(Website and app data records)

--------------------------------------------------

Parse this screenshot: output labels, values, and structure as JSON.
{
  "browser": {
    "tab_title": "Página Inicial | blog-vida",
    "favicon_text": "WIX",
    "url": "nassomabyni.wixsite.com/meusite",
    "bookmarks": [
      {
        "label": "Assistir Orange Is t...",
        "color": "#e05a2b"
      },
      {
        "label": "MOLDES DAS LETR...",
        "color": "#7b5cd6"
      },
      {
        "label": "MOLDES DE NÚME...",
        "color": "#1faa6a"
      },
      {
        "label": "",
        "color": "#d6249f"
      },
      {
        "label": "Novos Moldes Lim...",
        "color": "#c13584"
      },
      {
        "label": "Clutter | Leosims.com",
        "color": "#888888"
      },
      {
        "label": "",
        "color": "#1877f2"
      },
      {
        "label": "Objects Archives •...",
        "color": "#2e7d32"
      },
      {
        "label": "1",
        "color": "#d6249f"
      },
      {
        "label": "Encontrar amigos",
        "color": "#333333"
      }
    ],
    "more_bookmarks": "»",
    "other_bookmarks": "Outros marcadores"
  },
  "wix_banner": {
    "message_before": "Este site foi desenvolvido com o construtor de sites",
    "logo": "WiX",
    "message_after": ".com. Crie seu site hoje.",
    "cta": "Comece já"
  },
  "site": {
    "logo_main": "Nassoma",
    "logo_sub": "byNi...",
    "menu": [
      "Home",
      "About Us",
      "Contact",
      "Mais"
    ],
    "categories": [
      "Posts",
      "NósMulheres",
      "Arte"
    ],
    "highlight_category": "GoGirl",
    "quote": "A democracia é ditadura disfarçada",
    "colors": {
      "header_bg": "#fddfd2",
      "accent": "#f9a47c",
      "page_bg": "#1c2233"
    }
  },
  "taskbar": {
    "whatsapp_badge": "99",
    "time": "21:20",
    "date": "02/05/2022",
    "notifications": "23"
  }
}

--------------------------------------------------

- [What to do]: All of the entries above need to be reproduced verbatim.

- [Solution below]:
Parse this screenshot: output labels, values, and structure as JSON.
{
  "browser": {
    "tab_title": "Página Inicial | blog-vida",
    "favicon_text": "WIX",
    "url": "nassomabyni.wixsite.com/meusite",
    "bookmarks": [
      {
        "label": "Assistir Orange Is t...",
        "color": "#e05a2b"
      },
      {
        "label": "MOLDES DAS LETR...",
        "color": "#7b5cd6"
      },
      {
        "label": "MOLDES DE NÚME...",
        "color": "#1faa6a"
      },
      {
        "label": "",
        "color": "#d6249f"
      },
      {
        "label": "Novos Moldes Lim...",
        "color": "#c13584"
      },
      {
        "label": "Clutter | Leosims.com",
        "color": "#888888"
      },
      {
        "label": "",
        "color": "#1877f2"
      },
      {
        "label": "Objects Archives •...",
        "color": "#2e7d32"
      },
      {
        "label": "1",
        "color": "#d6249f"
      },
      {
        "label": "Encontrar amigos",
        "color": "#333333"
      }
    ],
    "more_bookmarks": "»",
    "other_bookmarks": "Outros marcadores"
  },
  "wix_banner": {
    "message_before": "Este site foi desenvolvido com o construtor de sites",
    "logo": "WiX",
    "message_after": ".com. Crie seu site hoje.",
    "cta": "Comece já"
  },
  "site": {
    "logo_main": "Nassoma",
    "logo_sub": "byNi...",
    "menu": [
      "Home",
      "About Us",
      "Contact",
      "Mais"
    ],
    "categories": [
      "Posts",
      "NósMulheres",
      "Arte"
    ],
    "highlight_category": "GoGirl",
    "quote": "A democracia é ditadura disfarçada",
    "colors": {
      "header_bg": "#fddfd2",
      "accent": "#f9a47c",
      "page_bg": "#1c2233"
    }
  },
  "taskbar": {
    "whatsapp_badge": "99",
    "time": "21:20",
    "date": "02/05/2022",
    "notifications": "23"
  }
}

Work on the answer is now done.